** WHAT NEEDS TO BE DONE **
You are asked to repeat the listing word for word and to leave out its pictures.

== == ==

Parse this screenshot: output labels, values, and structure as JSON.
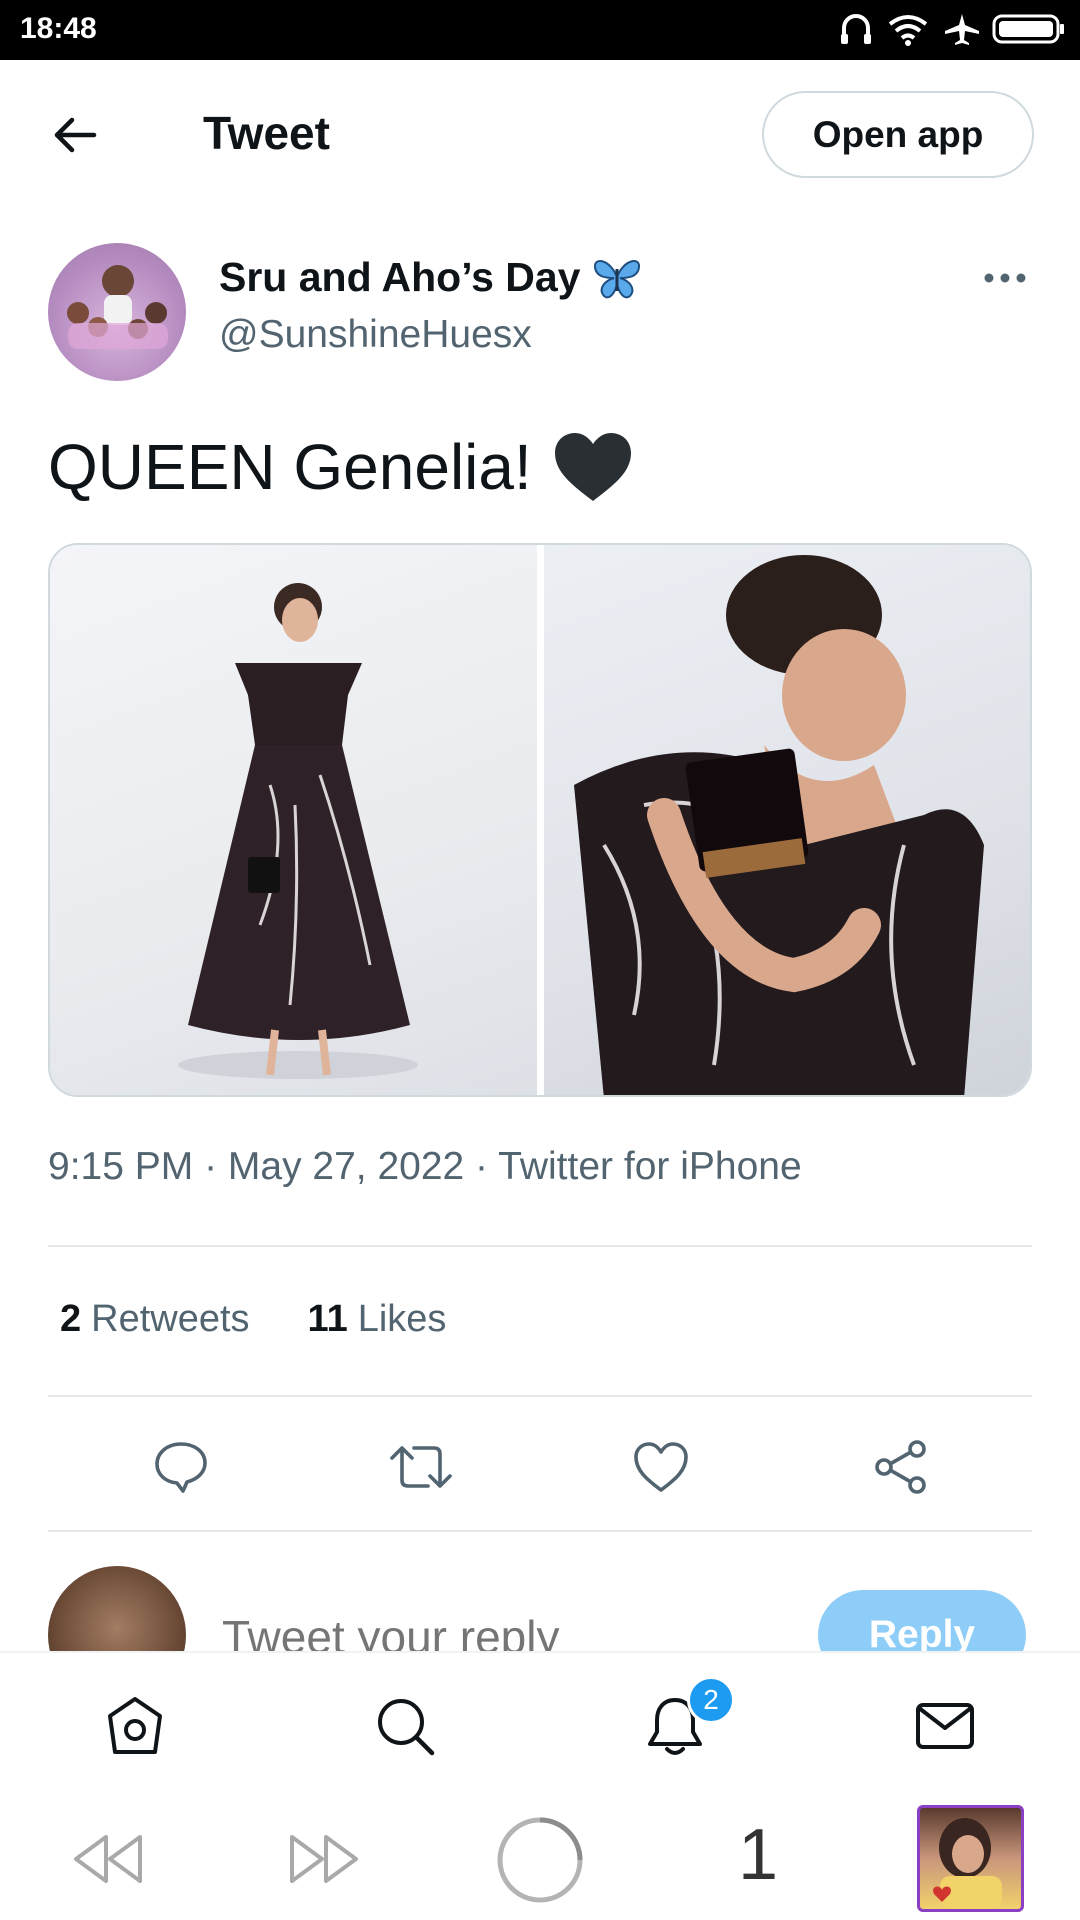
{
  "status_bar": {
    "time": "18:48"
  },
  "header": {
    "title": "Tweet",
    "open_app_label": "Open app"
  },
  "author": {
    "name": "Sru and Aho’s Day",
    "handle": "@SunshineHuesx"
  },
  "tweet": {
    "text": "QUEEN Genelia!",
    "meta": "9:15 PM · May 27, 2022 · Twitter for iPhone",
    "retweet_count": "2",
    "retweets_label": "Retweets",
    "like_count": "11",
    "likes_label": "Likes"
  },
  "reply": {
    "placeholder": "Tweet your reply",
    "button_label": "Reply"
  },
  "bottom_nav": {
    "items": [
      "home-icon",
      "search-icon",
      "notifications-icon",
      "messages-icon"
    ],
    "notification_count": "2"
  },
  "browser_bar": {
    "tab_count": "1"
  },
  "colors": {
    "accent": "#1d9bf0",
    "reply_button": "#8ecdf8",
    "muted_text": "#536471",
    "divider": "#e6e9eb"
  }
}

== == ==

** RESPONSE TO THE EXERCISE **
Parse this screenshot: output labels, values, and structure as JSON.
{
  "status_bar": {
    "time": "18:48"
  },
  "header": {
    "title": "Tweet",
    "open_app_label": "Open app"
  },
  "author": {
    "name": "Sru and Aho’s Day",
    "handle": "@SunshineHuesx"
  },
  "tweet": {
    "text": "QUEEN Genelia!",
    "meta": "9:15 PM · May 27, 2022 · Twitter for iPhone",
    "retweet_count": "2",
    "retweets_label": "Retweets",
    "like_count": "11",
    "likes_label": "Likes"
  },
  "reply": {
    "placeholder": "Tweet your reply",
    "button_label": "Reply"
  },
  "bottom_nav": {
    "items": [
      "home-icon",
      "search-icon",
      "notifications-icon",
      "messages-icon"
    ],
    "notification_count": "2"
  },
  "browser_bar": {
    "tab_count": "1"
  },
  "colors": {
    "accent": "#1d9bf0",
    "reply_button": "#8ecdf8",
    "muted_text": "#536471",
    "divider": "#e6e9eb"
  }
}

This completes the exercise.